The 53-yarder in the third quarter is more of what the Seahawks have done so well in the second half of the season, which made them one of the most dangerous offenses in the league. They finished as the third best passing offense in the league by Adjusted NEP per play behind Arizona and Cincinnati.

On this play, Baldwin again starts in the slot in a trips set, this time to the right side of the formation. The Vikings bring a Cover-0 look to bring pressure on Wilson, but one move from Baldwin, again on Exum, in the middle of the field gets him behind the defense with no deep defenders to cut him off.

Minnesota’s attempt to bring pressure nearly works, as linebacker Eric Kendricks easily blows by guard J.R. Sweezy on the play. He gets to Wilson just as the quarterback is about to throw the pass, but Wilson stands strong in the pocket and recognizes Baldwin with a clear path to the end zone.

After a shaky start to the season, and despite these two coverage lapses, the Vikings had one of the better secondaries in the league this season, ranked 11th against the pass by Adjusted NEP per play. The Vikings’ pass coverage was helped by Xavier Rhodes starting to play like the star he was expected to be after a disappointing first half of the season. But by keeping Baldwin in the slot -- where these two touchdowns started -- the Seahawks can keep the receiver away from Rhodes.

This of course is just one singular matchup for a game that features many play makers and even this matchup will be different than the first.
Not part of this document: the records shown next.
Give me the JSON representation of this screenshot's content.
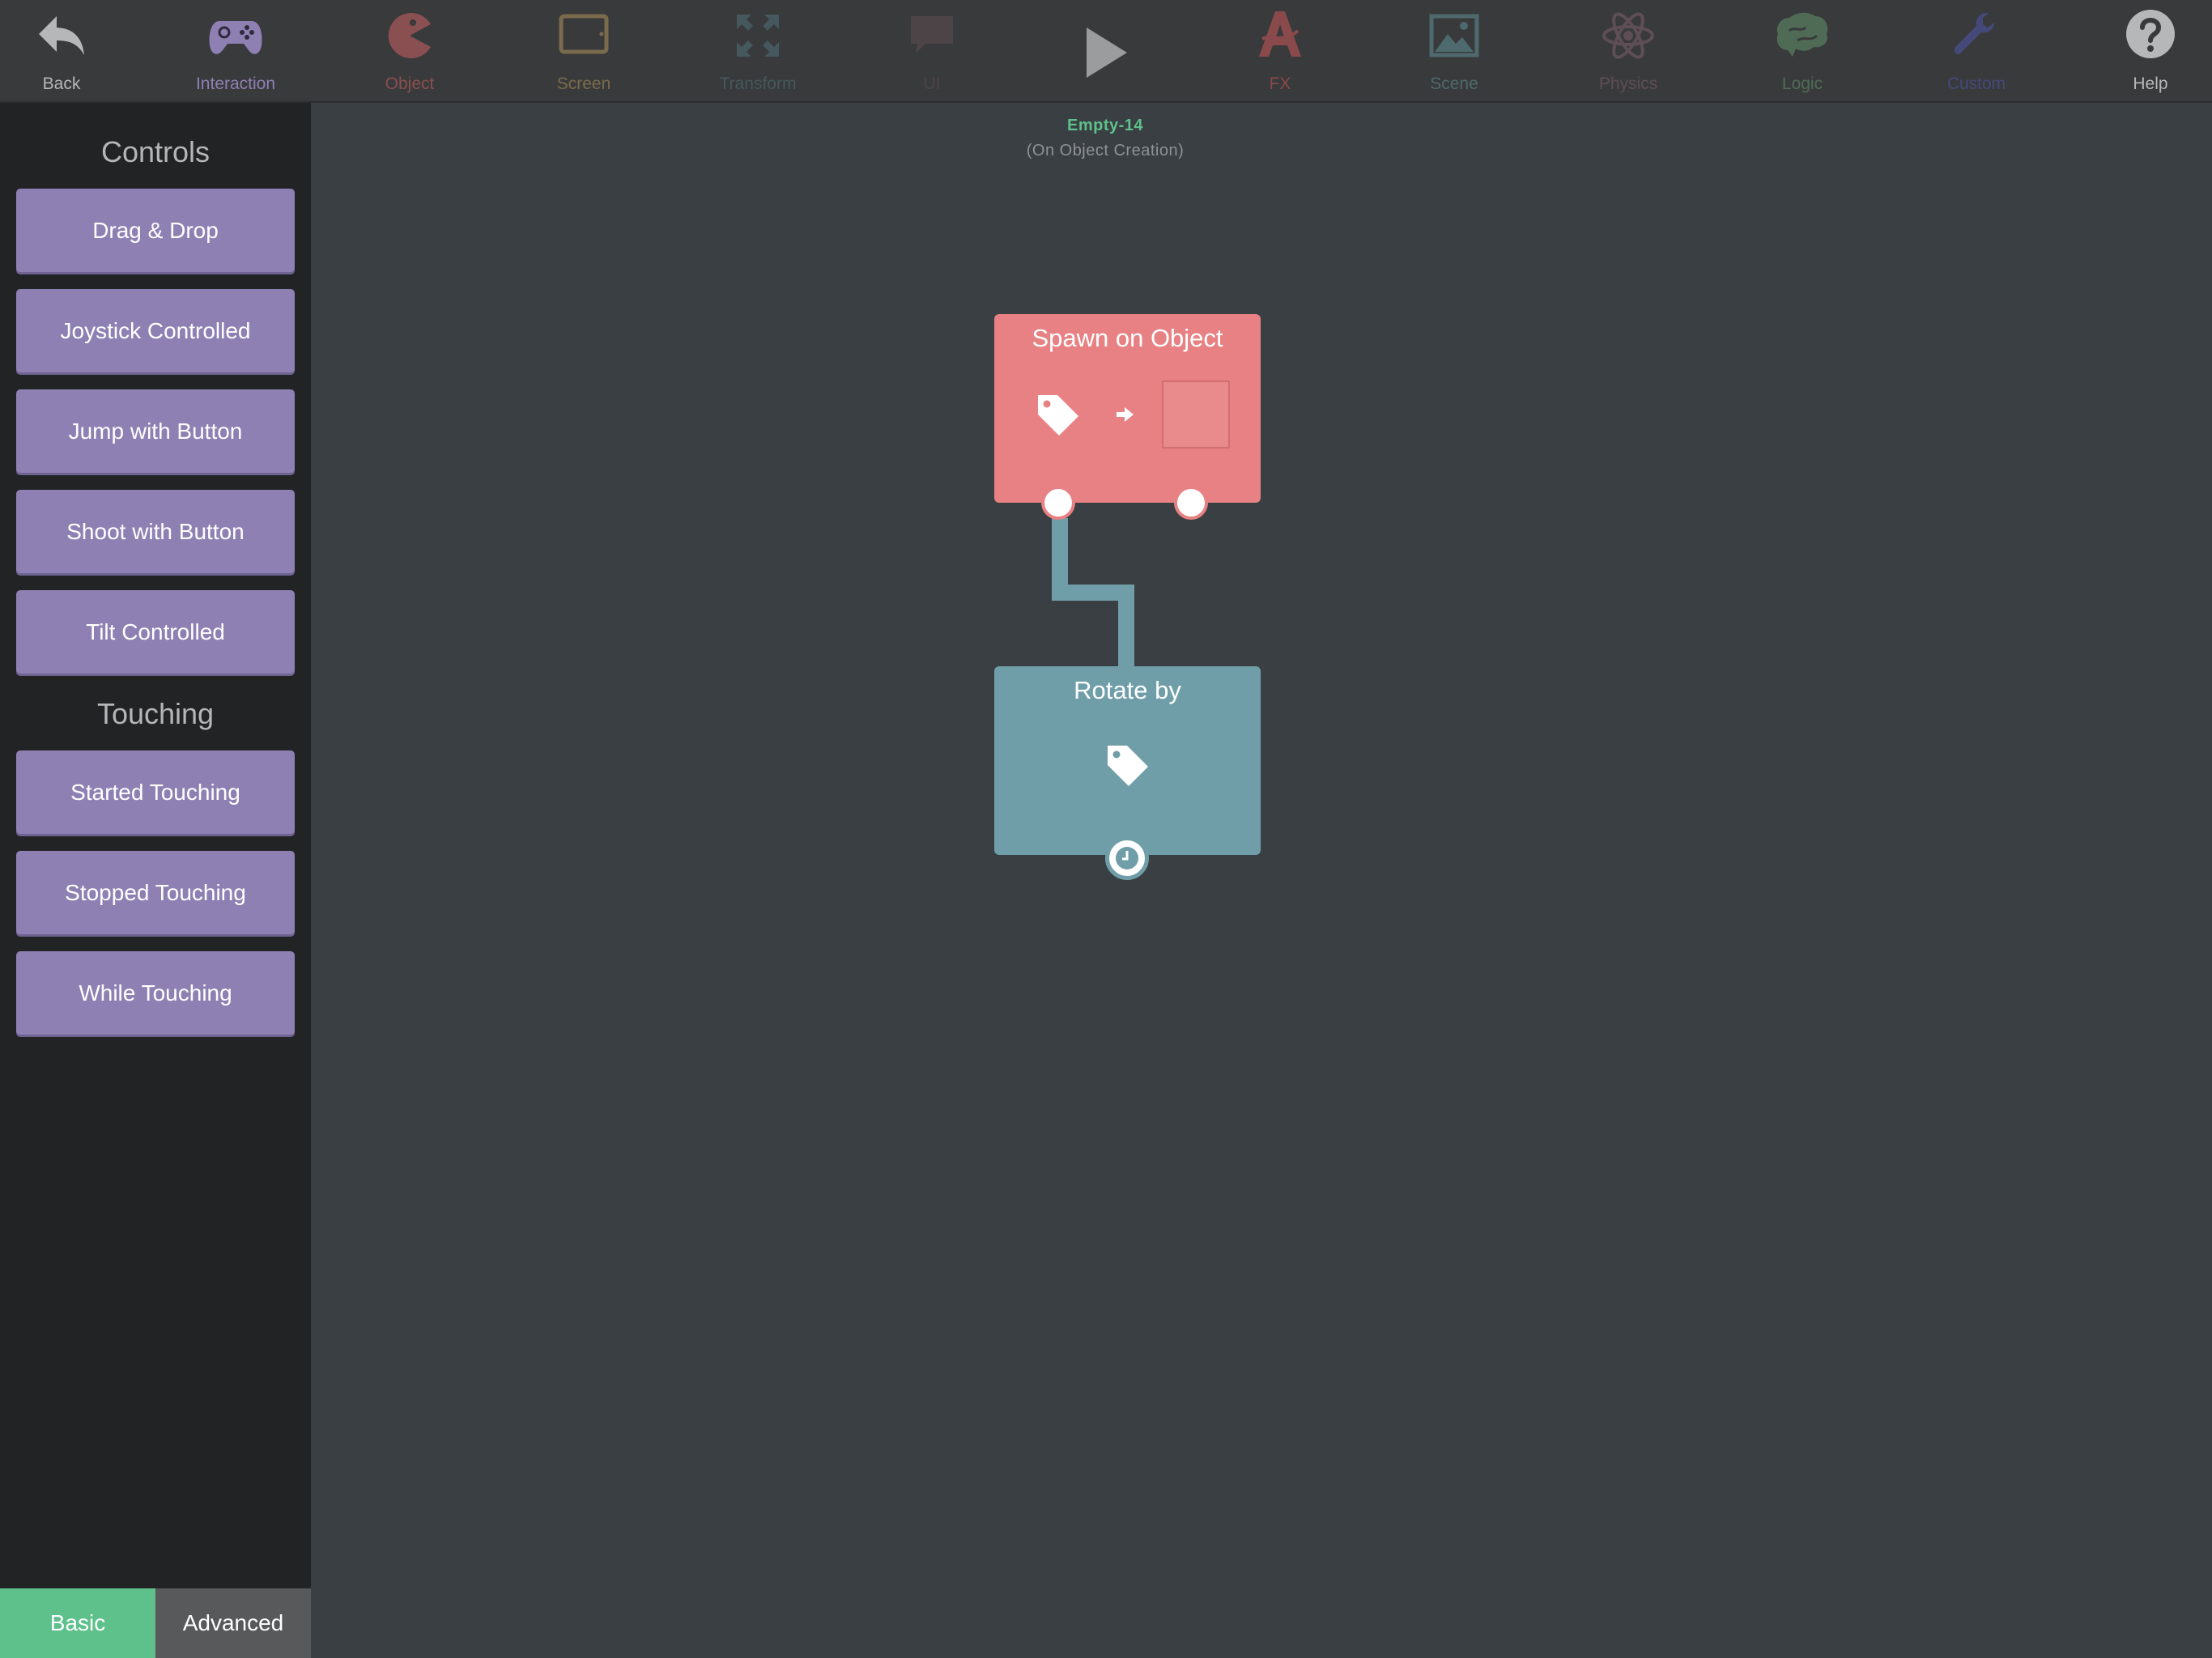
{
  "toolbar": {
    "items": [
      {
        "label": "Back",
        "icon": "back-arrow-icon",
        "color": "#b5b7b9"
      },
      {
        "label": "Interaction",
        "icon": "gamepad-icon",
        "color": "#8f80b3"
      },
      {
        "label": "Object",
        "icon": "pacman-icon",
        "color": "#8a4f51"
      },
      {
        "label": "Screen",
        "icon": "tablet-icon",
        "color": "#7b6b4d"
      },
      {
        "label": "Transform",
        "icon": "expand-arrows-icon",
        "color": "#44585d"
      },
      {
        "label": "UI",
        "icon": "speech-bubble-icon",
        "color": "#4d4448"
      },
      {
        "label": "FX",
        "icon": "fx-letter-icon",
        "color": "#8a4a4c"
      },
      {
        "label": "Scene",
        "icon": "landscape-image-icon",
        "color": "#4e6a6e"
      },
      {
        "label": "Physics",
        "icon": "atom-icon",
        "color": "#5e4e55"
      },
      {
        "label": "Logic",
        "icon": "brain-icon",
        "color": "#4f6b56"
      },
      {
        "label": "Custom",
        "icon": "wrench-icon",
        "color": "#45497a"
      },
      {
        "label": "Help",
        "icon": "question-circle-icon",
        "color": "#b5b7b9"
      }
    ],
    "play_icon": "play-icon"
  },
  "sidebar": {
    "controls_heading": "Controls",
    "controls": [
      "Drag & Drop",
      "Joystick Controlled",
      "Jump with Button",
      "Shoot with Button",
      "Tilt Controlled"
    ],
    "touching_heading": "Touching",
    "touching": [
      "Started Touching",
      "Stopped Touching",
      "While Touching"
    ],
    "modes": {
      "basic": "Basic",
      "advanced": "Advanced"
    },
    "active_mode": "Basic"
  },
  "canvas": {
    "object_name": "Empty-14",
    "trigger": "(On Object Creation)",
    "blocks": {
      "spawn": {
        "title": "Spawn on Object",
        "color": "#e88183"
      },
      "rotate": {
        "title": "Rotate by",
        "color": "#6f9ea9"
      }
    }
  },
  "colors": {
    "accent_green": "#5ec08a",
    "behavior_purple": "#8f80b3"
  }
}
Exum is on injured reserve and will not play, but the Vikings will have Harrison Smith back at safety, who was knocked out early in Week 13 by an injury.

Baldwin, though, has been a big reason for Seattle’s second half dominance as the offense and should again be a big factor in the rematch.